Harnessing the Power of Backlighting in Photography
Backlighting occurs when the main source of light is behind your subject. It creates more depth by emphasizing the shape and outline of your subject. Try these tips to shoot with backlighting:
- Expose for the highlights: When shooting into the light, your subject may appear underexposed. To avoid this, expose for the highlights by using spot metering or manual exposure mode.
- Use a fill flash or reflector: Backlighting can result in losing details in your subject. Use a fill flash or reflector to bounce light onto your subject’s face to fill in the shadows and bring out the details.
Try shooting with backlighting to add a sense of drama to your images.
The Importance of Fill Light in Controlling Shadows
Fill light reduces the contrast between the main light source and the shadows. It helps to balance the exposure and reveal details in your image’s darker areas. Here are two ways to control shadows with fill light:
- Use a reflector: A reflector is an inexpensive and versatile tool for filling shadows. Position it opposite the main light source to reflect light onto the subject to reduce the contrast.
- Add a fill flash: A fill flash is a small burst of light to fill shadows. It is beneficial in outdoor photography, where natural light may create harsh shadows.
Controlling shadows with fill light can achieve a more balanced and well-exposed image.
Understanding and Managing Color Temperature in Photography
Color temperature means the warmth or coolness of light. It is measured in Kelvin (K) and is essential for enhancing the atmosphere of your photographs. Here’s how to understand and manage color temperature:
- White balance: Adjusting the white balance setting on your camera allows you to compensate for different color temperatures. Slightly warmer settings (around 5000K) are suitable for capturing the warmth of sunrise or sunset, while cooler settings (around 6500K) are ideal for daylight conditions.
- Gel filters: Place gel filters in translucent sheets over your light source to modify its color temperature. They come in various colors to add warmth or coolness to your images.
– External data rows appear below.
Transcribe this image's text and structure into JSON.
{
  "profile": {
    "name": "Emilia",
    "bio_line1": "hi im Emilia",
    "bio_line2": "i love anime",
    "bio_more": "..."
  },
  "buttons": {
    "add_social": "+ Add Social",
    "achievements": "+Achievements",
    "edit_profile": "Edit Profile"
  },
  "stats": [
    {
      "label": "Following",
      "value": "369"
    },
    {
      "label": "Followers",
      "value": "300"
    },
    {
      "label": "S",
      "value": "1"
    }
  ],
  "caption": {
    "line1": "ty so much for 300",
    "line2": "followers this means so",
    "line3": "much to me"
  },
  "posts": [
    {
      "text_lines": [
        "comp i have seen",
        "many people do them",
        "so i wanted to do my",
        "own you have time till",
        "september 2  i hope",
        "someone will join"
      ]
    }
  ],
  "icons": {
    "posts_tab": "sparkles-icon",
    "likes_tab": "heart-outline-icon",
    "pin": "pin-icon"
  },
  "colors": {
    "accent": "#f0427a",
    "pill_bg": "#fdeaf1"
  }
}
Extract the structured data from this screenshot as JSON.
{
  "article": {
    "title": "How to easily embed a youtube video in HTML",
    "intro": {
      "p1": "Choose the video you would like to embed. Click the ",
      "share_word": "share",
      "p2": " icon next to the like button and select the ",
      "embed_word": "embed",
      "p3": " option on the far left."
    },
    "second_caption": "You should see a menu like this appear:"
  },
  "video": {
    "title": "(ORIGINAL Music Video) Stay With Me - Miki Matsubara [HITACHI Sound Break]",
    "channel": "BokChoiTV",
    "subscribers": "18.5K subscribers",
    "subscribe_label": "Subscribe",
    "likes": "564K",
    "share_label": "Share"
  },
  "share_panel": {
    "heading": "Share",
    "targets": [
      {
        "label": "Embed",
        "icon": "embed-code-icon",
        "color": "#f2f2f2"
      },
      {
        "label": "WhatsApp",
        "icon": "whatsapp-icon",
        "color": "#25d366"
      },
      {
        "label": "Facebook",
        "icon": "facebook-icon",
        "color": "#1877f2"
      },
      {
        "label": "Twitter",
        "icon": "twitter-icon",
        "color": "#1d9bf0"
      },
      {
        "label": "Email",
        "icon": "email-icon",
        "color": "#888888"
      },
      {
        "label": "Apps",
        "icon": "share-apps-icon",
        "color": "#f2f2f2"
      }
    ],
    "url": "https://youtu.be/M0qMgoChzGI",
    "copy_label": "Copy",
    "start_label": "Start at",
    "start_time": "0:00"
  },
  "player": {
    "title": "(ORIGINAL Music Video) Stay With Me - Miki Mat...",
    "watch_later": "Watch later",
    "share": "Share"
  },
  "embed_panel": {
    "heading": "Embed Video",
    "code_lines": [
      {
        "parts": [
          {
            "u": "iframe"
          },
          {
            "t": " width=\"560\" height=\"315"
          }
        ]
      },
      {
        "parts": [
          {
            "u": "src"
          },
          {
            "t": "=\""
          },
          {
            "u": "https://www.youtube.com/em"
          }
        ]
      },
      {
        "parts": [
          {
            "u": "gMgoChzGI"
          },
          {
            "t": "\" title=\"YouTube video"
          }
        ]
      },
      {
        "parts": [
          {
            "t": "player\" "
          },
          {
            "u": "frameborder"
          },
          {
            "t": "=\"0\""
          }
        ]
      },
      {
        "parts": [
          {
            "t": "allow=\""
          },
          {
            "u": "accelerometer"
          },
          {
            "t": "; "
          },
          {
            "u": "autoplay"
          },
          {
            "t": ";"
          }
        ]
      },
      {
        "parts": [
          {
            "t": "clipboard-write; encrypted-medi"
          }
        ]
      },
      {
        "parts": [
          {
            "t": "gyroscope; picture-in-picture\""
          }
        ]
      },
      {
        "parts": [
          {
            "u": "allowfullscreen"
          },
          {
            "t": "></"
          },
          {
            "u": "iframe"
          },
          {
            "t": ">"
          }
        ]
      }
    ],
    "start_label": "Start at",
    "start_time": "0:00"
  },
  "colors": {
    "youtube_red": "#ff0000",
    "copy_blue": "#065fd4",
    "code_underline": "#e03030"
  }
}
Understanding and managing color temperature lets you capture your subject’s true colors and mood.
Using Light Meters to Achieve Accurate Exposure
A light meter measures the light intensity of a subject or scene and helps you determine the correct exposure settings. There are two elements to consider when using a light meter effectively:
- Metering modes: Most light meters offer different modes, such as spot and incident metering. Experiment with each mode to see which works best for your shooting style and lighting conditions.
- Metering for highlights and shadows: When using a light meter, consider metering for both highlights and shadows to achieve a well-balanced exposure. This exposure ensures you see important details in your image’s brightest or darkest areas.
Using a light meter can achieve consistent and accurate exposure across different lighting conditions. Here’s a video to help you get the most out of your meter.
Additional Lighting Tips for Beginner Photographers
Using these tips, you’ll quickly graduate from a beginner photographer to a semi-pro:
- Experiment and practice: Lighting is a creative tool that requires experimentation and practice. Don’t be afraid to try new techniques, positions, and equipment to achieve the desired effect.
- Study and learn from others: Look for inspiration in the works of professional photographers. Analyze their lighting techniques and try to replicate them in your images.
- Keep it simple: Complex lighting setups can overwhelm beginner photographers. Start with one light source and gradually add more as you gain confidence and experience.
- Pay attention to shadows: Not all shadows are bad. They add depth and dimension to your images. Embrace them and use them creatively to enhance your compositions.
Embracing the Art of Lighting in Photography
Understanding lighting, exploring different lighting techniques, and using the right equipment, will elevate your photography. Get out there and play in the light. Ready to take your photography skills to the next level? Get hands-on tips, techniques, and expert advice to capture stunning images in any situation. Start your journey by creating the most beautiful pictures today!